* [ABOUT THIS TASK]: In the copy, every record below must appear exactly as given, and no picture may appear.

● ● ●

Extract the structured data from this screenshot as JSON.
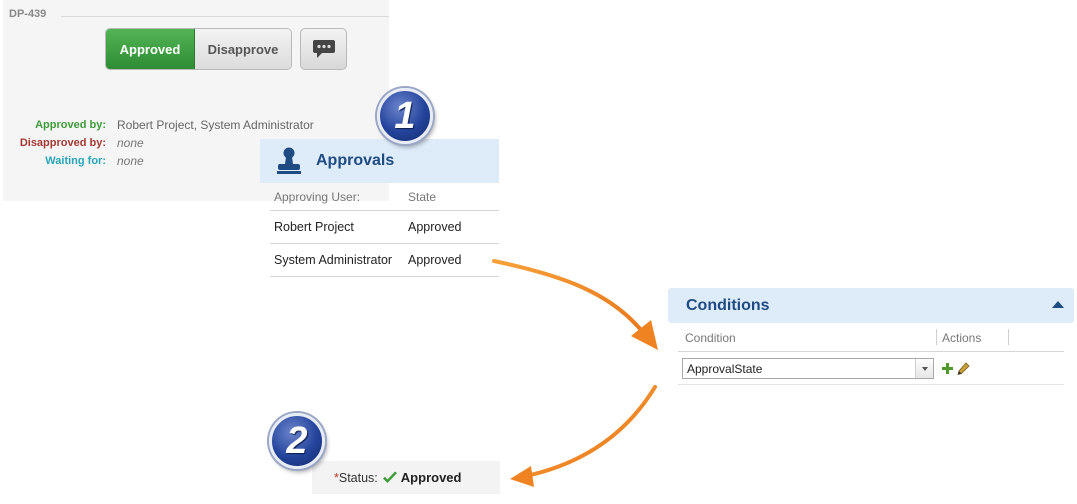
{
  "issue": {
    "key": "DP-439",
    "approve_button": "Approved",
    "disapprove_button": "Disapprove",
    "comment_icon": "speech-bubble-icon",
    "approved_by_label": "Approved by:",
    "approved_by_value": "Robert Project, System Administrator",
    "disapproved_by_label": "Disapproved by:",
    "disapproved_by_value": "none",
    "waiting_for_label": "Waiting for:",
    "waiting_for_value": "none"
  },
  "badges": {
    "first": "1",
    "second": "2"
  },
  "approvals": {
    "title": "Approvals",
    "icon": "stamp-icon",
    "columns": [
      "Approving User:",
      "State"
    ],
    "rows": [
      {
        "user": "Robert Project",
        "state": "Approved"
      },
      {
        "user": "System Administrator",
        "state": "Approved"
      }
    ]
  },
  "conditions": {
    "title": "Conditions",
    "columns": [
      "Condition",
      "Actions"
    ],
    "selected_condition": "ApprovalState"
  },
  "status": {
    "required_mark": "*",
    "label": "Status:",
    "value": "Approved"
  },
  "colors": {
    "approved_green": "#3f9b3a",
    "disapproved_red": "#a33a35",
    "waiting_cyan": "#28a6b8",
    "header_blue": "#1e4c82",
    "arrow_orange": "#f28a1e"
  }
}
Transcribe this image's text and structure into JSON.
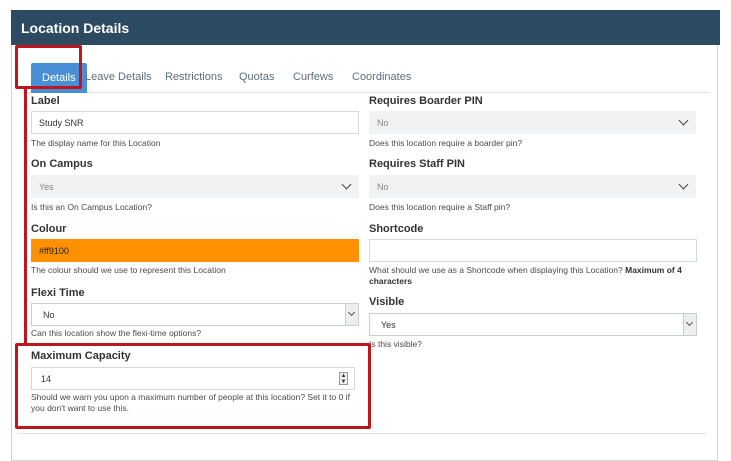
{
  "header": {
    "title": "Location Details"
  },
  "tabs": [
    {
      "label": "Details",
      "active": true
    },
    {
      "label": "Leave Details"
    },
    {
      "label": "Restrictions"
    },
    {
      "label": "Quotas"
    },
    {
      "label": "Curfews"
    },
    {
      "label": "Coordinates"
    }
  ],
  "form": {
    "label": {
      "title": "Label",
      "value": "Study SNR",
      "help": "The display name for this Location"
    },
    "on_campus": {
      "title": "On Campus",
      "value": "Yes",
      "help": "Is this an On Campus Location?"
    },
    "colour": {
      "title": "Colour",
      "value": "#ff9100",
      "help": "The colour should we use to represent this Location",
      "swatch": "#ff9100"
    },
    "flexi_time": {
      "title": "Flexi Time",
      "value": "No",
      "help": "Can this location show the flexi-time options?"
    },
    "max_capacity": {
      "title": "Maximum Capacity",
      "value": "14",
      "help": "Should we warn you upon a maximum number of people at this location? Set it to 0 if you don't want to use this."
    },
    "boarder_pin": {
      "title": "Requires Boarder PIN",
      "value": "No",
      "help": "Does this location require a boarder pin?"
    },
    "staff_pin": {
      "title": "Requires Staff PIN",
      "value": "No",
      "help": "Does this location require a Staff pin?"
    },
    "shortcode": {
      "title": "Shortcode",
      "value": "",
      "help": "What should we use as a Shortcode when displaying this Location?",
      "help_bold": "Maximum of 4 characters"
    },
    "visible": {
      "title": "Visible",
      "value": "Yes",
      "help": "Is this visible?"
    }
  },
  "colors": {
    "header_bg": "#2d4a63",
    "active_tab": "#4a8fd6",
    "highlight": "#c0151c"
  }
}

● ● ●

* [ANSWER]:
Extract the structured data from this screenshot as JSON.
{
  "issue": {
    "key": "DP-439",
    "approve_button": "Approved",
    "disapprove_button": "Disapprove",
    "comment_icon": "speech-bubble-icon",
    "approved_by_label": "Approved by:",
    "approved_by_value": "Robert Project, System Administrator",
    "disapproved_by_label": "Disapproved by:",
    "disapproved_by_value": "none",
    "waiting_for_label": "Waiting for:",
    "waiting_for_value": "none"
  },
  "badges": {
    "first": "1",
    "second": "2"
  },
  "approvals": {
    "title": "Approvals",
    "icon": "stamp-icon",
    "columns": [
      "Approving User:",
      "State"
    ],
    "rows": [
      {
        "user": "Robert Project",
        "state": "Approved"
      },
      {
        "user": "System Administrator",
        "state": "Approved"
      }
    ]
  },
  "conditions": {
    "title": "Conditions",
    "columns": [
      "Condition",
      "Actions"
    ],
    "selected_condition": "ApprovalState"
  },
  "status": {
    "required_mark": "*",
    "label": "Status:",
    "value": "Approved"
  },
  "colors": {
    "approved_green": "#3f9b3a",
    "disapproved_red": "#a33a35",
    "waiting_cyan": "#28a6b8",
    "header_blue": "#1e4c82",
    "arrow_orange": "#f28a1e"
  }
}
Transcribe this image's text and structure into JSON.
{
  "header": {
    "title": "Location Details"
  },
  "tabs": [
    {
      "label": "Details",
      "active": true
    },
    {
      "label": "Leave Details"
    },
    {
      "label": "Restrictions"
    },
    {
      "label": "Quotas"
    },
    {
      "label": "Curfews"
    },
    {
      "label": "Coordinates"
    }
  ],
  "form": {
    "label": {
      "title": "Label",
      "value": "Study SNR",
      "help": "The display name for this Location"
    },
    "on_campus": {
      "title": "On Campus",
      "value": "Yes",
      "help": "Is this an On Campus Location?"
    },
    "colour": {
      "title": "Colour",
      "value": "#ff9100",
      "help": "The colour should we use to represent this Location",
      "swatch": "#ff9100"
    },
    "flexi_time": {
      "title": "Flexi Time",
      "value": "No",
      "help": "Can this location show the flexi-time options?"
    },
    "max_capacity": {
      "title": "Maximum Capacity",
      "value": "14",
      "help": "Should we warn you upon a maximum number of people at this location? Set it to 0 if you don't want to use this."
    },
    "boarder_pin": {
      "title": "Requires Boarder PIN",
      "value": "No",
      "help": "Does this location require a boarder pin?"
    },
    "staff_pin": {
      "title": "Requires Staff PIN",
      "value": "No",
      "help": "Does this location require a Staff pin?"
    },
    "shortcode": {
      "title": "Shortcode",
      "value": "",
      "help": "What should we use as a Shortcode when displaying this Location?",
      "help_bold": "Maximum of 4 characters"
    },
    "visible": {
      "title": "Visible",
      "value": "Yes",
      "help": "Is this visible?"
    }
  },
  "colors": {
    "header_bg": "#2d4a63",
    "active_tab": "#4a8fd6",
    "highlight": "#c0151c"
  }
}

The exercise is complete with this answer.